• _Task statement_: Repeat the whole listing word for word, skipping pictures.

══════

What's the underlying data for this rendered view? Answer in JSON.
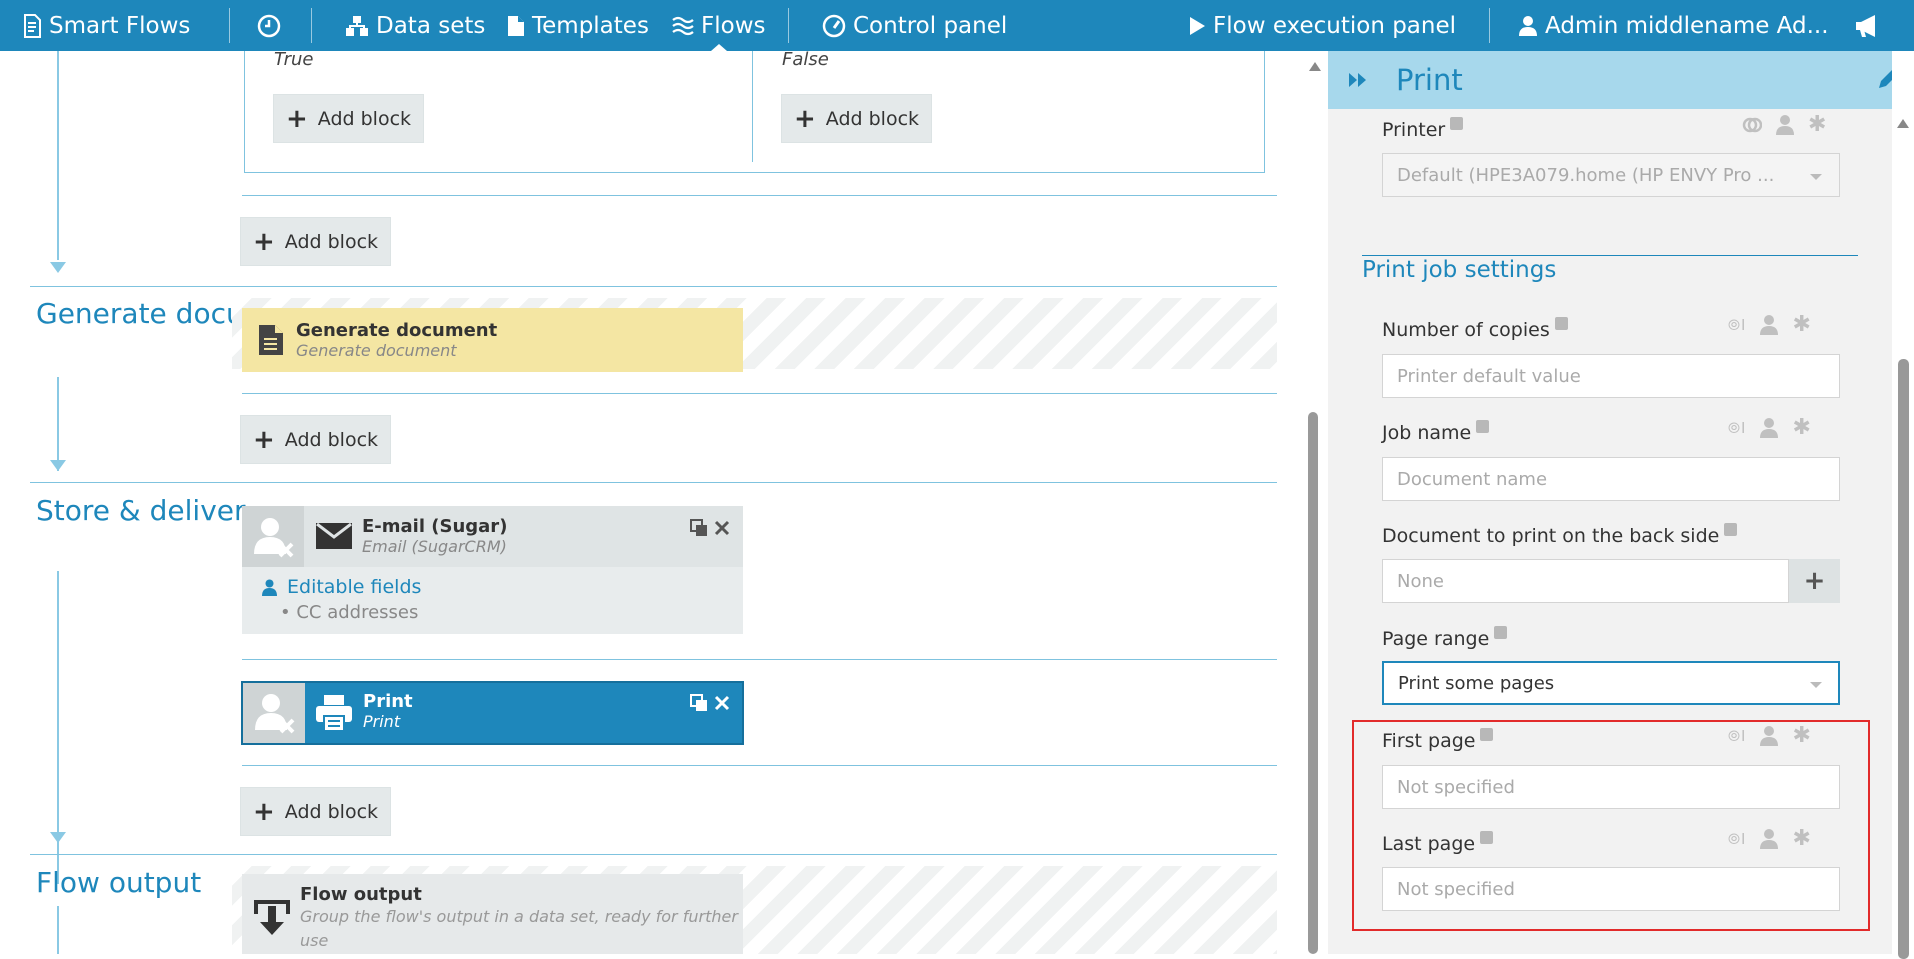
{
  "nav": {
    "brand": "Smart Flows",
    "items": [
      {
        "label": "Data sets",
        "icon": "data-sets-icon"
      },
      {
        "label": "Templates",
        "icon": "document-icon"
      },
      {
        "label": "Flows",
        "icon": "flows-icon",
        "active": true
      },
      {
        "label": "Control panel",
        "icon": "gauge-icon"
      }
    ],
    "execution_panel": "Flow execution panel",
    "user": "Admin middlename Ad...",
    "colors": {
      "bar": "#1e87bb",
      "accent": "#1e87bb",
      "highlight": "#e22b2b"
    }
  },
  "editor": {
    "branches": {
      "true_label": "True",
      "false_label": "False"
    },
    "add_block_label": "Add block",
    "sections": [
      {
        "title": "Generate documents"
      },
      {
        "title": "Store & deliver"
      },
      {
        "title": "Flow output"
      }
    ],
    "blocks": {
      "generate": {
        "title": "Generate document",
        "subtitle": "Generate document"
      },
      "email": {
        "title": "E-mail (Sugar)",
        "subtitle": "Email (SugarCRM)",
        "editable_fields_label": "Editable fields",
        "editable_fields": [
          "CC addresses"
        ]
      },
      "print": {
        "title": "Print",
        "subtitle": "Print"
      },
      "flow_output": {
        "title": "Flow output",
        "subtitle": "Group the flow's output in a data set, ready for further use"
      }
    }
  },
  "panel": {
    "title": "Print",
    "printer": {
      "label": "Printer",
      "value": "Default (HPE3A079.home (HP ENVY Pro ..."
    },
    "section_title": "Print job settings",
    "copies": {
      "label": "Number of copies",
      "placeholder": "Printer default value"
    },
    "job_name": {
      "label": "Job name",
      "placeholder": "Document name"
    },
    "back_side": {
      "label": "Document to print on the back side",
      "value": "None"
    },
    "page_range": {
      "label": "Page range",
      "value": "Print some pages"
    },
    "first_page": {
      "label": "First page",
      "placeholder": "Not specified"
    },
    "last_page": {
      "label": "Last page",
      "placeholder": "Not specified"
    }
  }
}
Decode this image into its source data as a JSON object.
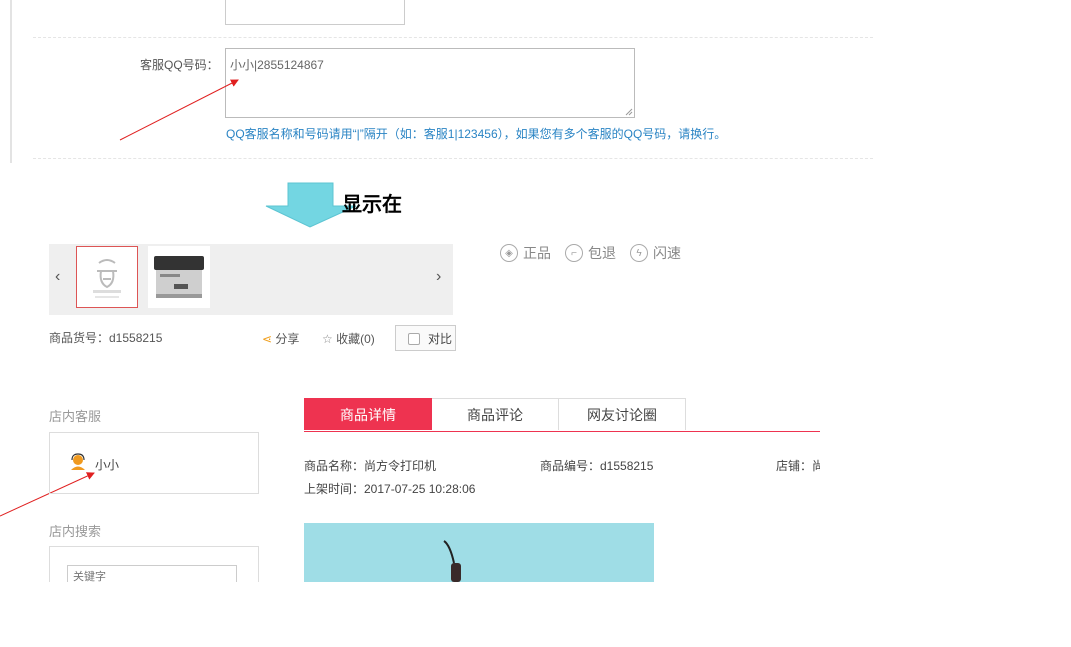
{
  "settings": {
    "qq_label": "客服QQ号码：",
    "qq_value": "小小|2855124867",
    "qq_hint": "QQ客服名称和号码请用“|”隔开（如：客服1|123456），如果您有多个客服的QQ号码，请换行。"
  },
  "annotation": {
    "display_label": "显示在"
  },
  "product": {
    "sku_label": "商品货号：d1558215",
    "share_label": "分享",
    "favorite_label": "收藏(0)",
    "compare_label": "对比",
    "badges": [
      {
        "icon": "shield-icon",
        "label": "正品"
      },
      {
        "icon": "return-icon",
        "label": "包退"
      },
      {
        "icon": "lightning-icon",
        "label": "闪速"
      }
    ],
    "name": "商品名称：尚方令打印机",
    "number": "商品编号：d1558215",
    "store": "店铺：尚",
    "listed_time": "上架时间：2017-07-25 10:28:06"
  },
  "sidebar": {
    "service_title": "店内客服",
    "service_name": "小小",
    "search_title": "店内搜索",
    "search_placeholder": "关键字"
  },
  "tabs": [
    {
      "label": "商品详情"
    },
    {
      "label": "商品评论"
    },
    {
      "label": "网友讨论圈"
    }
  ],
  "colors": {
    "accent": "#ee3350",
    "hint": "#2a84c4",
    "arrow_fill": "#73d6e2",
    "annotation_line": "#e02020"
  }
}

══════

• _Response to this exercise_:
What's the underlying data for this rendered view? Answer in JSON.
{
  "nav": {
    "brand": "Smart Flows",
    "items": [
      {
        "label": "Data sets",
        "icon": "data-sets-icon"
      },
      {
        "label": "Templates",
        "icon": "document-icon"
      },
      {
        "label": "Flows",
        "icon": "flows-icon",
        "active": true
      },
      {
        "label": "Control panel",
        "icon": "gauge-icon"
      }
    ],
    "execution_panel": "Flow execution panel",
    "user": "Admin middlename Ad...",
    "colors": {
      "bar": "#1e87bb",
      "accent": "#1e87bb",
      "highlight": "#e22b2b"
    }
  },
  "editor": {
    "branches": {
      "true_label": "True",
      "false_label": "False"
    },
    "add_block_label": "Add block",
    "sections": [
      {
        "title": "Generate documents"
      },
      {
        "title": "Store & deliver"
      },
      {
        "title": "Flow output"
      }
    ],
    "blocks": {
      "generate": {
        "title": "Generate document",
        "subtitle": "Generate document"
      },
      "email": {
        "title": "E-mail (Sugar)",
        "subtitle": "Email (SugarCRM)",
        "editable_fields_label": "Editable fields",
        "editable_fields": [
          "CC addresses"
        ]
      },
      "print": {
        "title": "Print",
        "subtitle": "Print"
      },
      "flow_output": {
        "title": "Flow output",
        "subtitle": "Group the flow's output in a data set, ready for further use"
      }
    }
  },
  "panel": {
    "title": "Print",
    "printer": {
      "label": "Printer",
      "value": "Default (HPE3A079.home (HP ENVY Pro ..."
    },
    "section_title": "Print job settings",
    "copies": {
      "label": "Number of copies",
      "placeholder": "Printer default value"
    },
    "job_name": {
      "label": "Job name",
      "placeholder": "Document name"
    },
    "back_side": {
      "label": "Document to print on the back side",
      "value": "None"
    },
    "page_range": {
      "label": "Page range",
      "value": "Print some pages"
    },
    "first_page": {
      "label": "First page",
      "placeholder": "Not specified"
    },
    "last_page": {
      "label": "Last page",
      "placeholder": "Not specified"
    }
  }
}
Decode this image into its source data as a JSON object.
{
  "settings": {
    "qq_label": "客服QQ号码：",
    "qq_value": "小小|2855124867",
    "qq_hint": "QQ客服名称和号码请用“|”隔开（如：客服1|123456），如果您有多个客服的QQ号码，请换行。"
  },
  "annotation": {
    "display_label": "显示在"
  },
  "product": {
    "sku_label": "商品货号：d1558215",
    "share_label": "分享",
    "favorite_label": "收藏(0)",
    "compare_label": "对比",
    "badges": [
      {
        "icon": "shield-icon",
        "label": "正品"
      },
      {
        "icon": "return-icon",
        "label": "包退"
      },
      {
        "icon": "lightning-icon",
        "label": "闪速"
      }
    ],
    "name": "商品名称：尚方令打印机",
    "number": "商品编号：d1558215",
    "store": "店铺：尚",
    "listed_time": "上架时间：2017-07-25 10:28:06"
  },
  "sidebar": {
    "service_title": "店内客服",
    "service_name": "小小",
    "search_title": "店内搜索",
    "search_placeholder": "关键字"
  },
  "tabs": [
    {
      "label": "商品详情"
    },
    {
      "label": "商品评论"
    },
    {
      "label": "网友讨论圈"
    }
  ],
  "colors": {
    "accent": "#ee3350",
    "hint": "#2a84c4",
    "arrow_fill": "#73d6e2",
    "annotation_line": "#e02020"
  }
}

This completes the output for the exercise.